At the beginning of 2011, however, good economic news came to Bristol. Local entrepreneur Kevin Harper laid out a plan to revitalize the former Autumn Harp plant and turn it into a multi-use business campus called Bristol Works LLC.
He and the other three Bristol Works partners, who bought the park from J.P. Carrara, have big hopes to turn the facility’s more than 35,000 square feet of space into a hotbed for value-added agriculture products, renewable energy manufacturing and health care.
Harper’s partners in the Bristol Works venture are well known in Vermont business circles: David Blittersdorf is president and CEO of AllEarth Renewables, Robert Fuller founded several popular restaurants as well as the Bristol Bakery and Café, and Kim Smith owns the Marble Works business complex in Middlebury. Harper, who founded Autumn Harp in 1977 and moved operations to the Bristol facility in 1991 (before selling the business), is leading this entrepreneurial dream team through development of a multifaceted business park in Bristol.

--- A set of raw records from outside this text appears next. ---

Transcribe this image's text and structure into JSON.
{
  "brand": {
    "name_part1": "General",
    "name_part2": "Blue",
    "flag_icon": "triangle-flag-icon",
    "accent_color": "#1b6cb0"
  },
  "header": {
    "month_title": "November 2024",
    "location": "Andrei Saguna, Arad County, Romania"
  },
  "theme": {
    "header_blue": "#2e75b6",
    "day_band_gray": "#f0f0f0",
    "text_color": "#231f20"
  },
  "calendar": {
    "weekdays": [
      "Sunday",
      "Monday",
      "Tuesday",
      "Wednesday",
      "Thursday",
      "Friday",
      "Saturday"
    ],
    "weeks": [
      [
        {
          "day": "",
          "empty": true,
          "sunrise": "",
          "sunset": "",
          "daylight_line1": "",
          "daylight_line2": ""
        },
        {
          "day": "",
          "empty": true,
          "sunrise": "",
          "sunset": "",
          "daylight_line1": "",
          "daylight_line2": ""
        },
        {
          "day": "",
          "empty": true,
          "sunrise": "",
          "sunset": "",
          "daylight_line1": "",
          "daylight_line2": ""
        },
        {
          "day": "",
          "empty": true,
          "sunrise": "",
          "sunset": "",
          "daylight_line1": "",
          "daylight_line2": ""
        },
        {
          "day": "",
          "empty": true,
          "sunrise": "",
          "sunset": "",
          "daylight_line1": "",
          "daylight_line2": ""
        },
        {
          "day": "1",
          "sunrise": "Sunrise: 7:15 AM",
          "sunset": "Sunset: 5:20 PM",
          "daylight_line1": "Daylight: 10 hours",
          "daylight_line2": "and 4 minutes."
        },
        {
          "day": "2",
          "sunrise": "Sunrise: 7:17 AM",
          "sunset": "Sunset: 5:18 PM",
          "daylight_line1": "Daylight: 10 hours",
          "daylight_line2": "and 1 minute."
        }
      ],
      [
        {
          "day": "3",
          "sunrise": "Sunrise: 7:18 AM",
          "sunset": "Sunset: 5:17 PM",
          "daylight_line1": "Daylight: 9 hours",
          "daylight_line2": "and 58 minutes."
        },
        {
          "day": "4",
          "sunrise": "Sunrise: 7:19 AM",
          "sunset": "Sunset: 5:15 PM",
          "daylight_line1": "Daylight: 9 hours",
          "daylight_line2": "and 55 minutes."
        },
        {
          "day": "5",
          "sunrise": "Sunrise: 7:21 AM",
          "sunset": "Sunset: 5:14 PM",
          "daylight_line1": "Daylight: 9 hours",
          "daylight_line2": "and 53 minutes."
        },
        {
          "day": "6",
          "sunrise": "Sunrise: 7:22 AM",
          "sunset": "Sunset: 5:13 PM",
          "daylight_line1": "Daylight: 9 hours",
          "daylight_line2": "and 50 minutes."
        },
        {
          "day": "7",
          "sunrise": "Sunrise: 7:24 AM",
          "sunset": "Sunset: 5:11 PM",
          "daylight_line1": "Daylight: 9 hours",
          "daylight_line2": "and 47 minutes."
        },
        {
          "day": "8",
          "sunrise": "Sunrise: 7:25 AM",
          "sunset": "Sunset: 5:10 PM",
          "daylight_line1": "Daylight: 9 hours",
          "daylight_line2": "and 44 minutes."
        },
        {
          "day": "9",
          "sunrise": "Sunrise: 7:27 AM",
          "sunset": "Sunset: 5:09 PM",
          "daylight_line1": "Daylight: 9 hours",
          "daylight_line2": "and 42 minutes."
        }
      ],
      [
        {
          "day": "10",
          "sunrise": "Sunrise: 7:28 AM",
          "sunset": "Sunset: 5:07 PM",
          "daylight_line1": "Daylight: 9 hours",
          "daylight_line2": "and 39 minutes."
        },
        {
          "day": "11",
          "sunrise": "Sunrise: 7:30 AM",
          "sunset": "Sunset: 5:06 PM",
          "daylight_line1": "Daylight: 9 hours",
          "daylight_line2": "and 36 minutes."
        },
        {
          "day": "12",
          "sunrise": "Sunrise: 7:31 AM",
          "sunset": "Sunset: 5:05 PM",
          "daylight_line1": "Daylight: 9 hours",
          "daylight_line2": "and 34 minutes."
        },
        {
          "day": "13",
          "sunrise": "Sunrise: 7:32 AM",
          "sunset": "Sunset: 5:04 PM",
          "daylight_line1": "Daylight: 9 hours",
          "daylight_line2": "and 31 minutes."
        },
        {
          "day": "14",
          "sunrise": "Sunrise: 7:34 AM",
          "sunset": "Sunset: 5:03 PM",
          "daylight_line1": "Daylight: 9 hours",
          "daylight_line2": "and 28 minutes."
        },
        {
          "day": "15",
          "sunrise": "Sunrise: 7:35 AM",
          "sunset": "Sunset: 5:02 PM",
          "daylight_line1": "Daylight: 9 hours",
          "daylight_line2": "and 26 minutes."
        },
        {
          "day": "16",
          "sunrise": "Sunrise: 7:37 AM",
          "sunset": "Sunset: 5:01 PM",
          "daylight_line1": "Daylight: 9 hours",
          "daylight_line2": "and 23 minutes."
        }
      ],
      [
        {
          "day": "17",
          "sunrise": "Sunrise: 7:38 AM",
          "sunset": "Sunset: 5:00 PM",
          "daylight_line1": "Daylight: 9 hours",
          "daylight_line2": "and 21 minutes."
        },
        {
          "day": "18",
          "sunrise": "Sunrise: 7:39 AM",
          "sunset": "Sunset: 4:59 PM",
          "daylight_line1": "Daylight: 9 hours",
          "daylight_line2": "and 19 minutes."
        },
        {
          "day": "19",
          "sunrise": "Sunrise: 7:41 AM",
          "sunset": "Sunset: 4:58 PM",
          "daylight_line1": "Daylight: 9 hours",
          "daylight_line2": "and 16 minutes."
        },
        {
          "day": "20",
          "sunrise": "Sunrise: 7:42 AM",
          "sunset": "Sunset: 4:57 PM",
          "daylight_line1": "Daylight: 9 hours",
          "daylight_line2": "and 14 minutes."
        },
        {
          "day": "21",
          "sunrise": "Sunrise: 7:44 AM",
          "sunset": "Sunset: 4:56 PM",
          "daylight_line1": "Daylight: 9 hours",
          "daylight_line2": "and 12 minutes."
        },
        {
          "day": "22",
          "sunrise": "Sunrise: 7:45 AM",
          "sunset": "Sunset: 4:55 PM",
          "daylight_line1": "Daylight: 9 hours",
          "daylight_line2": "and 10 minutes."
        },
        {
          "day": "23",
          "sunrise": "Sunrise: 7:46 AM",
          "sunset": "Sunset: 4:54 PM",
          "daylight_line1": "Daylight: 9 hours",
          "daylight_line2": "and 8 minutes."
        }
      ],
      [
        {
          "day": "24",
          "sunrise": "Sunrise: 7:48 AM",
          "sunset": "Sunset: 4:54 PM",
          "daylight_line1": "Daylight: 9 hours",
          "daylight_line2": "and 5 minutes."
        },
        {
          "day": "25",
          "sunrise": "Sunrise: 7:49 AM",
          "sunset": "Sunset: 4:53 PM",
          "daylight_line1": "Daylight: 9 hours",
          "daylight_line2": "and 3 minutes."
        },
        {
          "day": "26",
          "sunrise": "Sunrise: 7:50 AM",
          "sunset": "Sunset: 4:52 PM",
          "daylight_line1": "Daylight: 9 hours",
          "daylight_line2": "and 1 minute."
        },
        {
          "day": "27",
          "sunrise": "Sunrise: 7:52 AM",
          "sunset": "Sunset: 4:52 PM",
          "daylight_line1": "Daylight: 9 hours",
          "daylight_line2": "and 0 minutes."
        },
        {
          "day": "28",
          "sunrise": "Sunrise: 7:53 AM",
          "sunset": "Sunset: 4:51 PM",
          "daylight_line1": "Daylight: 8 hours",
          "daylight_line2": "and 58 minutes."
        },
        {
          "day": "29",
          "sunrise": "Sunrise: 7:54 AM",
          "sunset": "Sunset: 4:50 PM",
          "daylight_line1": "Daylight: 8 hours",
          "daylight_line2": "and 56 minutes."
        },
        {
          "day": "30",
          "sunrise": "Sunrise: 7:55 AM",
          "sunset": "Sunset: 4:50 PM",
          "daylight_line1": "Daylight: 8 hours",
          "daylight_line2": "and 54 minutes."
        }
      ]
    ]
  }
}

But Bristol’s Zoning Board of Adjustment (ZBA) struggled with the mixed-use element of this proposed project. The facility previously hosted various manufacturing uses, but only one type at a time. Never before had a conditional use permit applicant applied for so many uses at once.
To make matters worse for the Bristol Works partnership, an anonymous letter was circulated through Bristol calling on townspeople to oppose the project. Running tangential to that letter’s aim, however, Bristol residents came out in droves to the ZBA hearings to offer support for the business campus, as townspeople touted the project’s economic and job-growth potential.
After two months of heated public debate and careful consideration, the Bristol ZBA voted 7-0 in favor of issuing Bristol Works a “comprehensive” conditional use permit for the 5.5-acre space of Munsill Ave.
The bicycle vacation company VBT was the building’s first tenant in March, moving its sales team into an office. The Vermont value-added food delivery service Graze was up and operating in a manufacturing space in April, but later moved to Vergennes.
In addition, the staff from the Addison Northeast Supervisory Union moved into a custom-retrofitted office in October, the Bristol Bakery and Café (which Harper owns) will operate its wholesale business out of the building, and Harper is hoping the Five Town Health Alliance will get the federal funds needed to move a new Federally Qualified Health Center into the facility.
The partners are also hoping a renewable energy business will move into a manufacturing space sometime this New Year.